If you aren't familiar with the ballad, here is a great place where you can read Tam Lin (Child 39A version) and it has translations for the Scottish words on the side (very helpful!). The basic story is that a Scottish lass named Janet (or Jennet or Margaret) is warned away from a place called Carterhaugh --
O I forbid you, maidens all,That wear gold in your hair,To come or go by Carterhaugh,For young Tam Lin is there.
She goes anyway because her father owns the land where this shadowy glen is and there she picks a rose, which summons Tam Lin (or Tamlane or Tam-a-Lin). He was once a man but then he was captured by the fairies and has lived with them for a very long time. However, they have a custom that, every seven years, they make a human sacrifice to Hell to preserve their way of life and he is the chosen one this time. It also happens though that Janet falls instantly in love with him and becomes pregnant with his child. She returns home and is shamed but defiant and so she returns to Carterhaugh. Then Tam Lin tells her that there is one way that he can be saved from sacrifice. On Halloween night, she must be there to see a procession and, when he passes, she must pull him from his horse and hold on tight. The fairy queen will change him into all sorts of terrifying animals and finally a burning torch. If Janet persists and then dunks the torch in the well, her love will be human again (and naked). All goes to plan and the fairy queen is angry but defeated and Tam Lin and Janet can be together.
First, on a nice sunny day, I sat on the front porch and read the picture book versions from Susan Cooper (illustrated by Warwick Hutton) and Jane Yolen (illustrated by Charles Mikolaycak) and a brief version in Barbara Ker Wilson's Stories from Scotland. They covered a wide range of variations on the story. The Susan Cooper version added in more backstory for the heroine. The Jane Yolen version added a castle in Carterhaugh. But I certainly came away from these three retellings with some basic thoughts on the ballad --
One, the female is the heroine of the tale. She not only brashly sets off to a forbidden land, but she bravely deals with an out-of-wedlock pregnancy and holds her ground when confronted with all of the terrors and physical pain that the fairy queen sends her way.
Two, this is definitely a ballad full of symbolism -- from the roses to the serpent that Tam Lin briefly becomes.
Three, the only part that nobody seems to want to change in the stories (or the illustrations) is that Tam Lin was naked after all of the transformations.

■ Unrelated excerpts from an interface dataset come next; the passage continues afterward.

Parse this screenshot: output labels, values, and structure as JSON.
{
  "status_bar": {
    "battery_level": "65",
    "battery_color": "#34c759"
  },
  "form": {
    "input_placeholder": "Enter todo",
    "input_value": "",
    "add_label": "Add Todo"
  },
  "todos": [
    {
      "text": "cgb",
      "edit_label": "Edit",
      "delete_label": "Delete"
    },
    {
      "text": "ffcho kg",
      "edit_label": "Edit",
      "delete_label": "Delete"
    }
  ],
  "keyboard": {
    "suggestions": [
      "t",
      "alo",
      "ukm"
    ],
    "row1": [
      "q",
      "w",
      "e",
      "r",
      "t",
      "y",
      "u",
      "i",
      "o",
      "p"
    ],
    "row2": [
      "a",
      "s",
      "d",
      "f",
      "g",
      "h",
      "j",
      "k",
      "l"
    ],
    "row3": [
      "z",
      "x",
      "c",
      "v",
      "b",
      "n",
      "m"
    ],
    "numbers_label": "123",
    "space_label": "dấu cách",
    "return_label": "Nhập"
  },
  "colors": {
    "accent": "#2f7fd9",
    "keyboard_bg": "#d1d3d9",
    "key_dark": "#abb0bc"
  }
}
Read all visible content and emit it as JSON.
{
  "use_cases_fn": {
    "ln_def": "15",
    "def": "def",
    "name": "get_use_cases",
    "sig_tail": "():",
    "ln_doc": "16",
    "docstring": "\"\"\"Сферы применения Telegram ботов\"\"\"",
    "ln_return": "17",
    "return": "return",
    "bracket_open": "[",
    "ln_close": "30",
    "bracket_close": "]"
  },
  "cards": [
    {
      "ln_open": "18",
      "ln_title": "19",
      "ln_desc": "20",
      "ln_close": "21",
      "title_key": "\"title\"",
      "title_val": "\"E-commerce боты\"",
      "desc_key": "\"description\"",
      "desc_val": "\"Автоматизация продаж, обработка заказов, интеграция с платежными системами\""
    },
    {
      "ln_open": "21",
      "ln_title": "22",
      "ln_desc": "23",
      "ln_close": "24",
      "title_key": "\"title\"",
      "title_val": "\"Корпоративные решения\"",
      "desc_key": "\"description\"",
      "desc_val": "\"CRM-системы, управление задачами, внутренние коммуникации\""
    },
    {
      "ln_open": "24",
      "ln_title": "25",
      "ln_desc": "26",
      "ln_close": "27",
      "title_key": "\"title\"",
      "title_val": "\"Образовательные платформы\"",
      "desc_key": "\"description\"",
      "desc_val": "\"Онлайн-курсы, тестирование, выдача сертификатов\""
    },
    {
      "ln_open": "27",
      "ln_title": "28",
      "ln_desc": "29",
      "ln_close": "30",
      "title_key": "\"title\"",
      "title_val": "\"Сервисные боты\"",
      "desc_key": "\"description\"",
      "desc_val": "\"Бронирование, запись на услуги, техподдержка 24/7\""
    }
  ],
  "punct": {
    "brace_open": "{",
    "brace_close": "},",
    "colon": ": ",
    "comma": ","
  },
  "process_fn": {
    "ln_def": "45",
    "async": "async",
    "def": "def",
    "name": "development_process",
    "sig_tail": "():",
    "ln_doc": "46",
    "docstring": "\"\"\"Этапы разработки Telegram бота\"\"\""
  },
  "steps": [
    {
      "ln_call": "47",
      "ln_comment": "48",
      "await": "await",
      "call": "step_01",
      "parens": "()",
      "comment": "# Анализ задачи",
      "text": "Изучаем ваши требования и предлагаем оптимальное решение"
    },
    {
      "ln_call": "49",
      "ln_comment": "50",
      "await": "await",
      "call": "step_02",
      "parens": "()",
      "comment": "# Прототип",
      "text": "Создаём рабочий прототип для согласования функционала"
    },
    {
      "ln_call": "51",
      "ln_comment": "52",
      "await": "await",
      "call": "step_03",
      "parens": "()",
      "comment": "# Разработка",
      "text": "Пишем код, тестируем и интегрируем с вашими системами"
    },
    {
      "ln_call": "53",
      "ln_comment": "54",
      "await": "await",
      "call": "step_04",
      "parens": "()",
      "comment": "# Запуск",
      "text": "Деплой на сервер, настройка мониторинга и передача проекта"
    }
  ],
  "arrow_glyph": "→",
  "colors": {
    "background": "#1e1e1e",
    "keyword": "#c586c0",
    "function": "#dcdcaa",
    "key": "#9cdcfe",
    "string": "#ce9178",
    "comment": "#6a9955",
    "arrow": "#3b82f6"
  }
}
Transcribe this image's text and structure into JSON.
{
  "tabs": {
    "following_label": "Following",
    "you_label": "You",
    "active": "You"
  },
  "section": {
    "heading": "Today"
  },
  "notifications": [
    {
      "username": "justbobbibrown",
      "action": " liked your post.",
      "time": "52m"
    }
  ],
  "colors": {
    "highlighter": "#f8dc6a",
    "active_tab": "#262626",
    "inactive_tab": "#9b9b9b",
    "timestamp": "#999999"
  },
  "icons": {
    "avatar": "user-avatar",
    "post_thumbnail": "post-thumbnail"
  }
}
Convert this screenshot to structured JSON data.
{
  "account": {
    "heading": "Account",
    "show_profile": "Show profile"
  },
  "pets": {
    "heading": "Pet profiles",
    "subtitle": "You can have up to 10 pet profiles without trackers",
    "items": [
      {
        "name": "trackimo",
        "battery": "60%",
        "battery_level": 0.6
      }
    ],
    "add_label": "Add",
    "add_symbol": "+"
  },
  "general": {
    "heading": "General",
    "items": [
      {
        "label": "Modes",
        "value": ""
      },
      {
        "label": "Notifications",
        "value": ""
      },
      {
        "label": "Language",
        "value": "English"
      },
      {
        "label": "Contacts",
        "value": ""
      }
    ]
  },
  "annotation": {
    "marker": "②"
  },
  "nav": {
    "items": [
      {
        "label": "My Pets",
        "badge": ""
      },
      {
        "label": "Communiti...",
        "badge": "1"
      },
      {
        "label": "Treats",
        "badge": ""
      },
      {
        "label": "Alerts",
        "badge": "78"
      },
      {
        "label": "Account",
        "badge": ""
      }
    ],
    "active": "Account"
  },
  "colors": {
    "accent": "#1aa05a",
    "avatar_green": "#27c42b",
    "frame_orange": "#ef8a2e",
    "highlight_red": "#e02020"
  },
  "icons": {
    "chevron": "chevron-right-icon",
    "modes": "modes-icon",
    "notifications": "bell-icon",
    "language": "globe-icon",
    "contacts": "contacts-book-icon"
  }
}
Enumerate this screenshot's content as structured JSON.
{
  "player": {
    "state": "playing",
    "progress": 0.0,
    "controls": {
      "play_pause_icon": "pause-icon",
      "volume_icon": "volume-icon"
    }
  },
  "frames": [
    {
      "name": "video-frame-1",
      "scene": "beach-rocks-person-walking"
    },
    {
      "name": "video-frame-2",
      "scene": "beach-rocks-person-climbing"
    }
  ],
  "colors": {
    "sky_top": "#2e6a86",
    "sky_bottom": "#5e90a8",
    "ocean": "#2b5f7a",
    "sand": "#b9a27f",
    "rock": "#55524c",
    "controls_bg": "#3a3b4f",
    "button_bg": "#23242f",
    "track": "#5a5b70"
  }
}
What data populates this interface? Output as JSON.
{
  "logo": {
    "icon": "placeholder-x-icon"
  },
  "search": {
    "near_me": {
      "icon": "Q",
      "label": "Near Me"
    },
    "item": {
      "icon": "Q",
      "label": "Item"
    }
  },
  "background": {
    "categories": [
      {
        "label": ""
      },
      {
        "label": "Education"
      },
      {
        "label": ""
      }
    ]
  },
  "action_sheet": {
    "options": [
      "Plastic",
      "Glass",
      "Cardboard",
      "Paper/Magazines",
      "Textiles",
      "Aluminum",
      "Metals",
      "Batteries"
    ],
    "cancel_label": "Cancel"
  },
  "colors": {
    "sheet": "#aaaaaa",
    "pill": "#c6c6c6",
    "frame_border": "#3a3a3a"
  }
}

Next, I read Pamela Dean's Tam Lin, the only book I initially intended to read before F&H. I know it's a favorite for many but I was kind of disappointed with it. It's a 450 page book and the actual Tam Lin part is only in the last 50 pages. The rest was a play-by-play of Janet Carter's time at a small liberal arts college in Minnesota. Having to sit through discussions about which classes to take next term, classroom discussions about literature I haven't read and Janet's constant bitching and eye-rolling about every person on campus was a bit tiring. I was not an English major in college so maybe that would have made a difference. Maybe I could have related to the story more. But Janet's ineptitude in the one physics lab she took just made me roll my eyes because it was so stereotypical. I was also a little put off by how Dean had to point out everyone's race and color so often. And, honestly, the diversity at the college seemed a bit unlikely for the Midwest in the 1970s. I am not sure about that though. It was interesting to read about the first birth control pills and their awful side effects. My mother-in-law tells me horror stories about them every once in a while.
If you're interested in reading this book, I suggest going and reading other blogger's thoughts on it (good and bad) -- here are some from Jenny, Rhinoa, Ana and Heather.
Finally, I ended with the version of Tam Lin put forth by Elaine Lee and illustrated by Charles Vess in the beautiful Book of Ballads. This one was WAY out there, making Tam Lin's rescue more of a spiritual one as his soul went into Janet's unborn baby and he was saved by being born to his own lover (naked, of course). I assume then that all of the pain and monsters were actually labor and childbirth. By the way, this is not a volume to share with your children if you don't want them seeing a high level of nudity and anguish.
Now that I have a firm grasp on Tam Lin, I will continue with Thomas the Rhymer (in Stories from Scotland, The Book of Ballads and Ellen Kushner's novel). Hopefully I'll get all of that done before the read-a-thon on Saturday because I'd really like to read F&H then!
(And this reading all obviously qualifies for the Once Upon a Time Challenge.)
Call me Janet,